* Your task
Your task is to repeat the listing exactly.

[[ Supplied entries open ]]

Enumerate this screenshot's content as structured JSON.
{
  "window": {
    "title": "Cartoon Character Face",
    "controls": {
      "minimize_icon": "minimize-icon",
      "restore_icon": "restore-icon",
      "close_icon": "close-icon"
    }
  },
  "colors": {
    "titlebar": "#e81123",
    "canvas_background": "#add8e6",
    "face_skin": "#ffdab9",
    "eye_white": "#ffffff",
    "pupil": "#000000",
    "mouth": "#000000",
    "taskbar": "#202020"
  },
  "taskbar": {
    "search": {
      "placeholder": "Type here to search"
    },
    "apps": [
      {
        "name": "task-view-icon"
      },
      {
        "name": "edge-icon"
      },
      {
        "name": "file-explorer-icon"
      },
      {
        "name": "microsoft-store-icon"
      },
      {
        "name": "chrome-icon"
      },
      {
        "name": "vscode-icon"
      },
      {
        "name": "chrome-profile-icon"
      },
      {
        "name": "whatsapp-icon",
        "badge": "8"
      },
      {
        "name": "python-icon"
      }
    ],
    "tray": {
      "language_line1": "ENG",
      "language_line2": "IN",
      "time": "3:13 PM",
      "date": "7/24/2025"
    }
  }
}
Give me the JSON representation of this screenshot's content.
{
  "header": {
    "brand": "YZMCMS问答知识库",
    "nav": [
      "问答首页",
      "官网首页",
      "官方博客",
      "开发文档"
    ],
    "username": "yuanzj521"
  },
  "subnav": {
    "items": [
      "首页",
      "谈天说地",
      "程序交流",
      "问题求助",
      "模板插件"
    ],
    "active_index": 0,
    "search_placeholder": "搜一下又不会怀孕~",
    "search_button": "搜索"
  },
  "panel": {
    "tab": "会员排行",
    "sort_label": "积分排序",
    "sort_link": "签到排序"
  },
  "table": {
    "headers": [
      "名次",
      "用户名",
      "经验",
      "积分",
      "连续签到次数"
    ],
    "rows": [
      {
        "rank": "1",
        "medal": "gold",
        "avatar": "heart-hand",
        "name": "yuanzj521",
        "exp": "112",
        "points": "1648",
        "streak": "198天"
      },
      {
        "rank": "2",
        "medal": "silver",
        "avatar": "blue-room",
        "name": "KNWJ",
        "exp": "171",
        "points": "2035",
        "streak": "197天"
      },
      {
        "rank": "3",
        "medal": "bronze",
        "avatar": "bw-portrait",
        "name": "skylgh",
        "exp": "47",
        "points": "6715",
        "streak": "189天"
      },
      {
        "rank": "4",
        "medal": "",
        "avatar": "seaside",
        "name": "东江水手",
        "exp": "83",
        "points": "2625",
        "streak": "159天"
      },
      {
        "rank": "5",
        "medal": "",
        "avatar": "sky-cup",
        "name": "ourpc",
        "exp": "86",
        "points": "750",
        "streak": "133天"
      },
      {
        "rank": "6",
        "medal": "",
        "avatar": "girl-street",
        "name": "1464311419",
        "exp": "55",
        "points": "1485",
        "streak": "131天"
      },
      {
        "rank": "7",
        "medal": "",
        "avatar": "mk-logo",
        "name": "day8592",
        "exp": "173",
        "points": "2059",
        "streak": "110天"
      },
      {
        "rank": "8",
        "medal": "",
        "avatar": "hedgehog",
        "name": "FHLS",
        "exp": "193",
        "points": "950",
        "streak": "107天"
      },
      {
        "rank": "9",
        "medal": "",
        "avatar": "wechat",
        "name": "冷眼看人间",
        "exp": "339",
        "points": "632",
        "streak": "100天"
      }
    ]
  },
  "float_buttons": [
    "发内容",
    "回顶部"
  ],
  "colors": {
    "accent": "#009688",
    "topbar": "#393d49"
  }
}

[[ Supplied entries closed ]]

* Output
Enumerate this screenshot's content as structured JSON.
{
  "window": {
    "title": "Cartoon Character Face",
    "controls": {
      "minimize_icon": "minimize-icon",
      "restore_icon": "restore-icon",
      "close_icon": "close-icon"
    }
  },
  "colors": {
    "titlebar": "#e81123",
    "canvas_background": "#add8e6",
    "face_skin": "#ffdab9",
    "eye_white": "#ffffff",
    "pupil": "#000000",
    "mouth": "#000000",
    "taskbar": "#202020"
  },
  "taskbar": {
    "search": {
      "placeholder": "Type here to search"
    },
    "apps": [
      {
        "name": "task-view-icon"
      },
      {
        "name": "edge-icon"
      },
      {
        "name": "file-explorer-icon"
      },
      {
        "name": "microsoft-store-icon"
      },
      {
        "name": "chrome-icon"
      },
      {
        "name": "vscode-icon"
      },
      {
        "name": "chrome-profile-icon"
      },
      {
        "name": "whatsapp-icon",
        "badge": "8"
      },
      {
        "name": "python-icon"
      }
    ],
    "tray": {
      "language_line1": "ENG",
      "language_line2": "IN",
      "time": "3:13 PM",
      "date": "7/24/2025"
    }
  }
}
Give me the JSON representation of this screenshot's content.
{
  "header": {
    "brand": "YZMCMS问答知识库",
    "nav": [
      "问答首页",
      "官网首页",
      "官方博客",
      "开发文档"
    ],
    "username": "yuanzj521"
  },
  "subnav": {
    "items": [
      "首页",
      "谈天说地",
      "程序交流",
      "问题求助",
      "模板插件"
    ],
    "active_index": 0,
    "search_placeholder": "搜一下又不会怀孕~",
    "search_button": "搜索"
  },
  "panel": {
    "tab": "会员排行",
    "sort_label": "积分排序",
    "sort_link": "签到排序"
  },
  "table": {
    "headers": [
      "名次",
      "用户名",
      "经验",
      "积分",
      "连续签到次数"
    ],
    "rows": [
      {
        "rank": "1",
        "medal": "gold",
        "avatar": "heart-hand",
        "name": "yuanzj521",
        "exp": "112",
        "points": "1648",
        "streak": "198天"
      },
      {
        "rank": "2",
        "medal": "silver",
        "avatar": "blue-room",
        "name": "KNWJ",
        "exp": "171",
        "points": "2035",
        "streak": "197天"
      },
      {
        "rank": "3",
        "medal": "bronze",
        "avatar": "bw-portrait",
        "name": "skylgh",
        "exp": "47",
        "points": "6715",
        "streak": "189天"
      },
      {
        "rank": "4",
        "medal": "",
        "avatar": "seaside",
        "name": "东江水手",
        "exp": "83",
        "points": "2625",
        "streak": "159天"
      },
      {
        "rank": "5",
        "medal": "",
        "avatar": "sky-cup",
        "name": "ourpc",
        "exp": "86",
        "points": "750",
        "streak": "133天"
      },
      {
        "rank": "6",
        "medal": "",
        "avatar": "girl-street",
        "name": "1464311419",
        "exp": "55",
        "points": "1485",
        "streak": "131天"
      },
      {
        "rank": "7",
        "medal": "",
        "avatar": "mk-logo",
        "name": "day8592",
        "exp": "173",
        "points": "2059",
        "streak": "110天"
      },
      {
        "rank": "8",
        "medal": "",
        "avatar": "hedgehog",
        "name": "FHLS",
        "exp": "193",
        "points": "950",
        "streak": "107天"
      },
      {
        "rank": "9",
        "medal": "",
        "avatar": "wechat",
        "name": "冷眼看人间",
        "exp": "339",
        "points": "632",
        "streak": "100天"
      }
    ]
  },
  "float_buttons": [
    "发内容",
    "回顶部"
  ],
  "colors": {
    "accent": "#009688",
    "topbar": "#393d49"
  }
}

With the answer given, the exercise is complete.